"Jordan supports the Arab consensus regarding the sanctions on Syria, but we have to cater to our economic interests," the official said, insisting on anonymity, citing the sensitivity of the matter.
Syria is one of Jordan's biggest Arab commercial partners, with bilateral trade estimated at US$525 million (Dh1.9bn) in the first nine months of this year. The country also serves as a gateway for Jordan's trade with Lebanon, Turkey and Europe, and Damascus has $500m in deposits in Jordanian banks and multimillion dollar investments here.
Also yesterday, Russia's foreign minister warned that Syrians should be allowed to sort out their country's problems without outside interference.
Syria should follow the example of Yemen, Sergey Lavrov said. Yemeni president, Ali Abdullah Saleh, stepped down recently after a 10-month uprising in exchange for immunity from prosecution.
"Nobody put any very extreme deadlines or ultimatums [on Yemen]. Everybody pulled together and in a couple of months this peace plan was signed," Mr Lavrov said after attending a meeting of Nato foreign ministers. "We believe this method could be applied in other areas including Syria."
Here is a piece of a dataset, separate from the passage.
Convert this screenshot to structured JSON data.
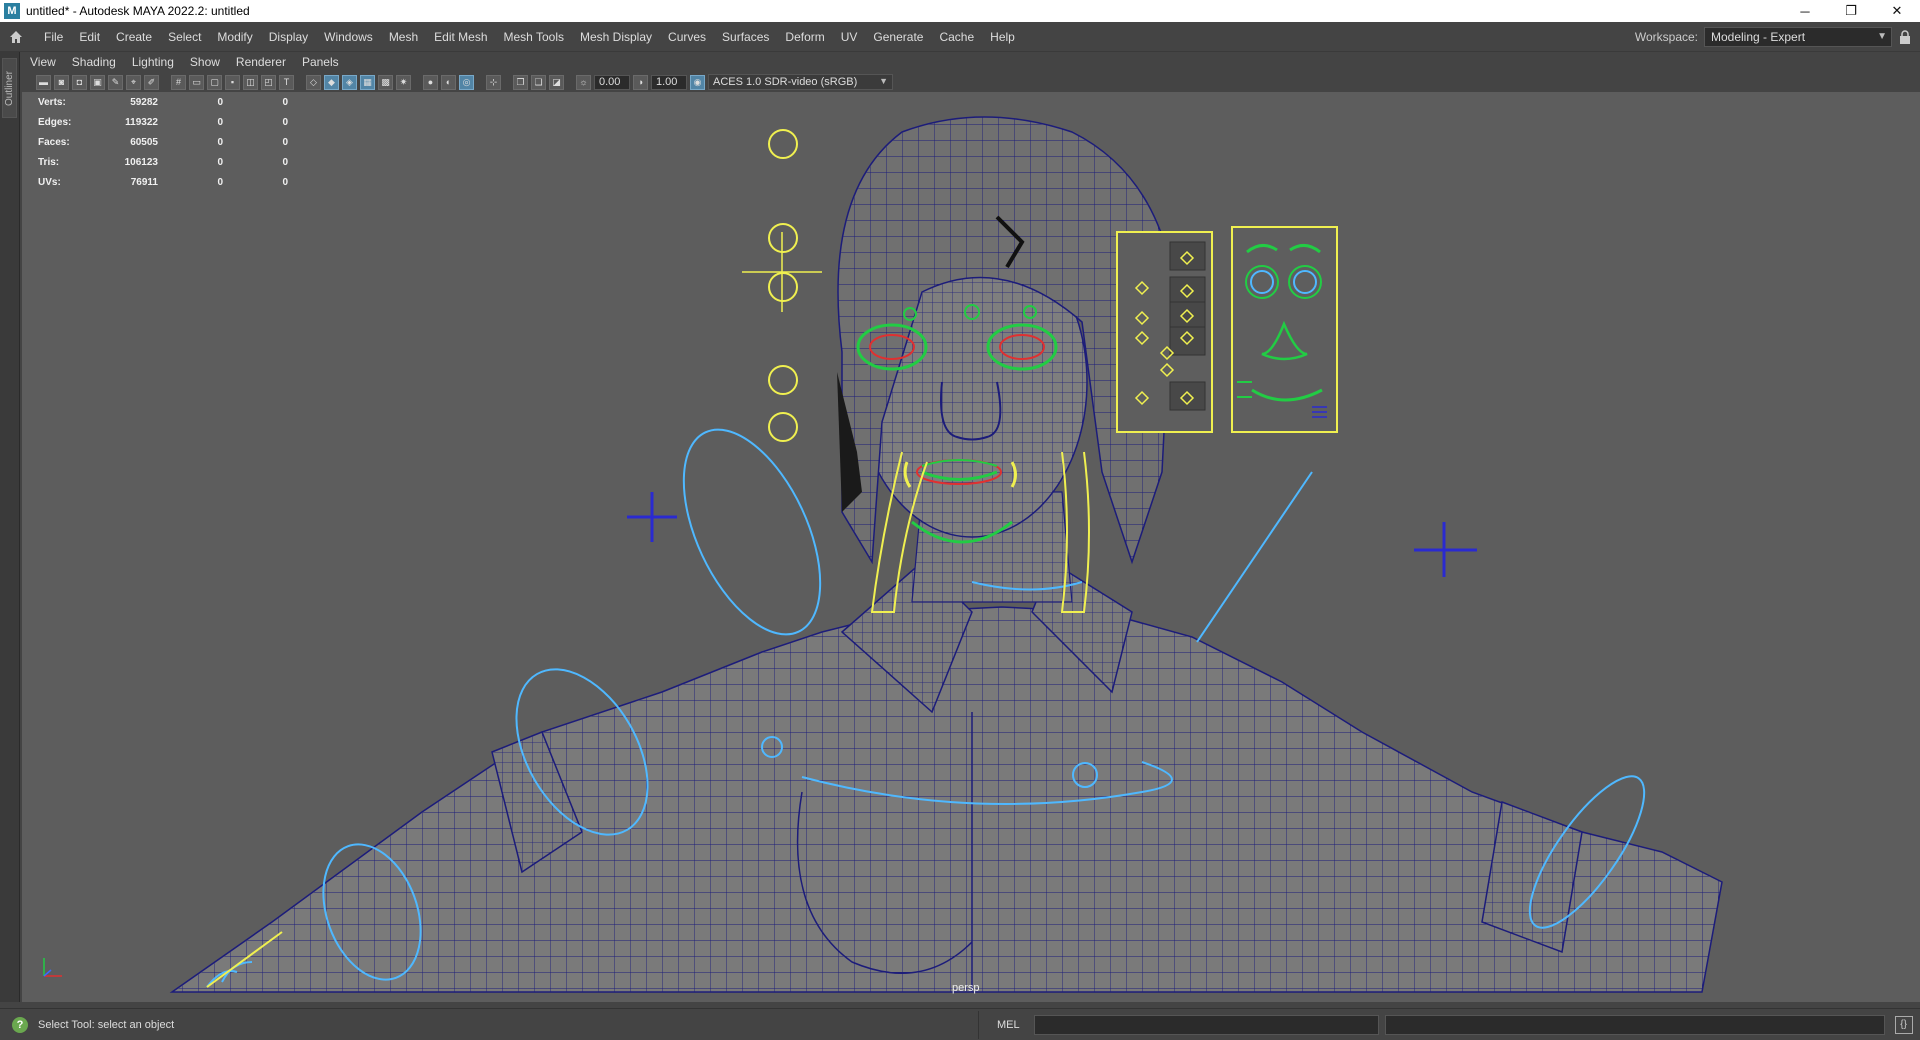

The United Nations says more than 4,000 people have died in Syria since the uprising began.
In recent weeks, there have been growing signs of an armed insurgency and mounting sectarian tensions that could push the country towards civil war.
* With additional reporting by Bloomberg News, Associated Press and Reuters